_Problem to work on_. Your response should be the complete set of records, reproduced exactly.

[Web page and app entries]
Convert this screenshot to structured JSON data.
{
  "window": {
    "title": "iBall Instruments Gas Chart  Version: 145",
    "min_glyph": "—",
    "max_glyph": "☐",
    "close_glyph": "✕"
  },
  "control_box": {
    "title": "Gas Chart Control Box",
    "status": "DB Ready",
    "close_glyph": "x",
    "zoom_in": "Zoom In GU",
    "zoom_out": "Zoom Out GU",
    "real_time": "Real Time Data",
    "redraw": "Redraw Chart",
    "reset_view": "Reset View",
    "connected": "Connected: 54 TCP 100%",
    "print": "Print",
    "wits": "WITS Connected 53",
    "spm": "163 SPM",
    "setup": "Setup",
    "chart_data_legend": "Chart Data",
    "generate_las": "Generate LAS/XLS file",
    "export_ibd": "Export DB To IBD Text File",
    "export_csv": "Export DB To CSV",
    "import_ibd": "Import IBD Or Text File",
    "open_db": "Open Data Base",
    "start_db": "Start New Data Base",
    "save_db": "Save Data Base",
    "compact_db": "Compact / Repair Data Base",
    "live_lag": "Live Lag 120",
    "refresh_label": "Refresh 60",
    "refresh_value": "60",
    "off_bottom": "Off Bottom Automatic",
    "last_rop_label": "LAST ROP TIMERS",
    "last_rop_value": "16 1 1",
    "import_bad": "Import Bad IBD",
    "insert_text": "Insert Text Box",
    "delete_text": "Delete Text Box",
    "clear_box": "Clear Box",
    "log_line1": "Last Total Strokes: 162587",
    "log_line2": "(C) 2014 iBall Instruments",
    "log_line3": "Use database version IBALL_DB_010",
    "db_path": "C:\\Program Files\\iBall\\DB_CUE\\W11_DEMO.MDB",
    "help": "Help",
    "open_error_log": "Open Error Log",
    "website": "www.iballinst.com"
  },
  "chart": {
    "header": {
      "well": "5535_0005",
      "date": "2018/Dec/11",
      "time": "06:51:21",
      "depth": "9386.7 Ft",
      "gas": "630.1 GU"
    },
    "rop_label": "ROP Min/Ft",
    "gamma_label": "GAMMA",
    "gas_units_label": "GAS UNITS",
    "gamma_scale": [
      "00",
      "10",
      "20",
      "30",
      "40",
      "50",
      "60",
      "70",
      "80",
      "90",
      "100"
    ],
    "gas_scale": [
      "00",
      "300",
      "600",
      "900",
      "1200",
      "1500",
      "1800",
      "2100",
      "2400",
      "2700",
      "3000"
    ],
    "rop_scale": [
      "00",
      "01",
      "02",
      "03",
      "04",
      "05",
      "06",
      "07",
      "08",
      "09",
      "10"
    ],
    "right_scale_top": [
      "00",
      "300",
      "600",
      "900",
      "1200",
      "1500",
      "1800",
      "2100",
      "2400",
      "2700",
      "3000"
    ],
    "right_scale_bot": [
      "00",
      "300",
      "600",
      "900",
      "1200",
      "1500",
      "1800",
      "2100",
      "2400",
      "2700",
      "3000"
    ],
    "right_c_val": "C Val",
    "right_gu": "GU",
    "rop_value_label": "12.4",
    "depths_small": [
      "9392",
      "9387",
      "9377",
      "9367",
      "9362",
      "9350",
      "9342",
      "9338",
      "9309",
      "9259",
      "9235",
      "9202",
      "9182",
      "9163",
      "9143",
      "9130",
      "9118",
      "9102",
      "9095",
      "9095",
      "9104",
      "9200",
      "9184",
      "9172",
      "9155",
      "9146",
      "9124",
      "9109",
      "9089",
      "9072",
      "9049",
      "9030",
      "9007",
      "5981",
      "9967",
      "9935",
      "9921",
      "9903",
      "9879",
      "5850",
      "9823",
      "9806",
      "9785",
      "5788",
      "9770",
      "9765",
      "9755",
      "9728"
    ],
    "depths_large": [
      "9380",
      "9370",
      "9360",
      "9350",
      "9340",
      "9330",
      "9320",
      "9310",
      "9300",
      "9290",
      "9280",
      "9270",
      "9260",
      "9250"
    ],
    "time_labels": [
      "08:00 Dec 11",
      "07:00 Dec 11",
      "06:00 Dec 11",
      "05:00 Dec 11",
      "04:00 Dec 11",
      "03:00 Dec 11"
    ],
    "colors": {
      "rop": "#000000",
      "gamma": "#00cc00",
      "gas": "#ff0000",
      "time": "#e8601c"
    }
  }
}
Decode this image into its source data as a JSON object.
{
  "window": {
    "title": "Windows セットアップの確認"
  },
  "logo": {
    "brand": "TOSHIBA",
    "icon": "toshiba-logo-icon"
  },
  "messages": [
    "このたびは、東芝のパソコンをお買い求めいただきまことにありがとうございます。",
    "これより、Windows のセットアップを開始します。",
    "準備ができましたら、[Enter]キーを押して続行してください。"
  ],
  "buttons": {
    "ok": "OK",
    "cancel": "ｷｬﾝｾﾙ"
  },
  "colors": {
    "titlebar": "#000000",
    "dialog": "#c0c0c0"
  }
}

_Your solution_.
Convert this screenshot to structured JSON data.
{
  "window": {
    "title": "iBall Instruments Gas Chart  Version: 145",
    "min_glyph": "—",
    "max_glyph": "☐",
    "close_glyph": "✕"
  },
  "control_box": {
    "title": "Gas Chart Control Box",
    "status": "DB Ready",
    "close_glyph": "x",
    "zoom_in": "Zoom In GU",
    "zoom_out": "Zoom Out GU",
    "real_time": "Real Time Data",
    "redraw": "Redraw Chart",
    "reset_view": "Reset View",
    "connected": "Connected: 54 TCP 100%",
    "print": "Print",
    "wits": "WITS Connected 53",
    "spm": "163 SPM",
    "setup": "Setup",
    "chart_data_legend": "Chart Data",
    "generate_las": "Generate LAS/XLS file",
    "export_ibd": "Export DB To IBD Text File",
    "export_csv": "Export DB To CSV",
    "import_ibd": "Import IBD Or Text File",
    "open_db": "Open Data Base",
    "start_db": "Start New Data Base",
    "save_db": "Save Data Base",
    "compact_db": "Compact / Repair Data Base",
    "live_lag": "Live Lag 120",
    "refresh_label": "Refresh 60",
    "refresh_value": "60",
    "off_bottom": "Off Bottom Automatic",
    "last_rop_label": "LAST ROP TIMERS",
    "last_rop_value": "16 1 1",
    "import_bad": "Import Bad IBD",
    "insert_text": "Insert Text Box",
    "delete_text": "Delete Text Box",
    "clear_box": "Clear Box",
    "log_line1": "Last Total Strokes: 162587",
    "log_line2": "(C) 2014 iBall Instruments",
    "log_line3": "Use database version IBALL_DB_010",
    "db_path": "C:\\Program Files\\iBall\\DB_CUE\\W11_DEMO.MDB",
    "help": "Help",
    "open_error_log": "Open Error Log",
    "website": "www.iballinst.com"
  },
  "chart": {
    "header": {
      "well": "5535_0005",
      "date": "2018/Dec/11",
      "time": "06:51:21",
      "depth": "9386.7 Ft",
      "gas": "630.1 GU"
    },
    "rop_label": "ROP Min/Ft",
    "gamma_label": "GAMMA",
    "gas_units_label": "GAS UNITS",
    "gamma_scale": [
      "00",
      "10",
      "20",
      "30",
      "40",
      "50",
      "60",
      "70",
      "80",
      "90",
      "100"
    ],
    "gas_scale": [
      "00",
      "300",
      "600",
      "900",
      "1200",
      "1500",
      "1800",
      "2100",
      "2400",
      "2700",
      "3000"
    ],
    "rop_scale": [
      "00",
      "01",
      "02",
      "03",
      "04",
      "05",
      "06",
      "07",
      "08",
      "09",
      "10"
    ],
    "right_scale_top": [
      "00",
      "300",
      "600",
      "900",
      "1200",
      "1500",
      "1800",
      "2100",
      "2400",
      "2700",
      "3000"
    ],
    "right_scale_bot": [
      "00",
      "300",
      "600",
      "900",
      "1200",
      "1500",
      "1800",
      "2100",
      "2400",
      "2700",
      "3000"
    ],
    "right_c_val": "C Val",
    "right_gu": "GU",
    "rop_value_label": "12.4",
    "depths_small": [
      "9392",
      "9387",
      "9377",
      "9367",
      "9362",
      "9350",
      "9342",
      "9338",
      "9309",
      "9259",
      "9235",
      "9202",
      "9182",
      "9163",
      "9143",
      "9130",
      "9118",
      "9102",
      "9095",
      "9095",
      "9104",
      "9200",
      "9184",
      "9172",
      "9155",
      "9146",
      "9124",
      "9109",
      "9089",
      "9072",
      "9049",
      "9030",
      "9007",
      "5981",
      "9967",
      "9935",
      "9921",
      "9903",
      "9879",
      "5850",
      "9823",
      "9806",
      "9785",
      "5788",
      "9770",
      "9765",
      "9755",
      "9728"
    ],
    "depths_large": [
      "9380",
      "9370",
      "9360",
      "9350",
      "9340",
      "9330",
      "9320",
      "9310",
      "9300",
      "9290",
      "9280",
      "9270",
      "9260",
      "9250"
    ],
    "time_labels": [
      "08:00 Dec 11",
      "07:00 Dec 11",
      "06:00 Dec 11",
      "05:00 Dec 11",
      "04:00 Dec 11",
      "03:00 Dec 11"
    ],
    "colors": {
      "rop": "#000000",
      "gamma": "#00cc00",
      "gas": "#ff0000",
      "time": "#e8601c"
    }
  }
}
Decode this image into its source data as a JSON object.
{
  "window": {
    "title": "Windows セットアップの確認"
  },
  "logo": {
    "brand": "TOSHIBA",
    "icon": "toshiba-logo-icon"
  },
  "messages": [
    "このたびは、東芝のパソコンをお買い求めいただきまことにありがとうございます。",
    "これより、Windows のセットアップを開始します。",
    "準備ができましたら、[Enter]キーを押して続行してください。"
  ],
  "buttons": {
    "ok": "OK",
    "cancel": "ｷｬﾝｾﾙ"
  },
  "colors": {
    "titlebar": "#000000",
    "dialog": "#c0c0c0"
  }
}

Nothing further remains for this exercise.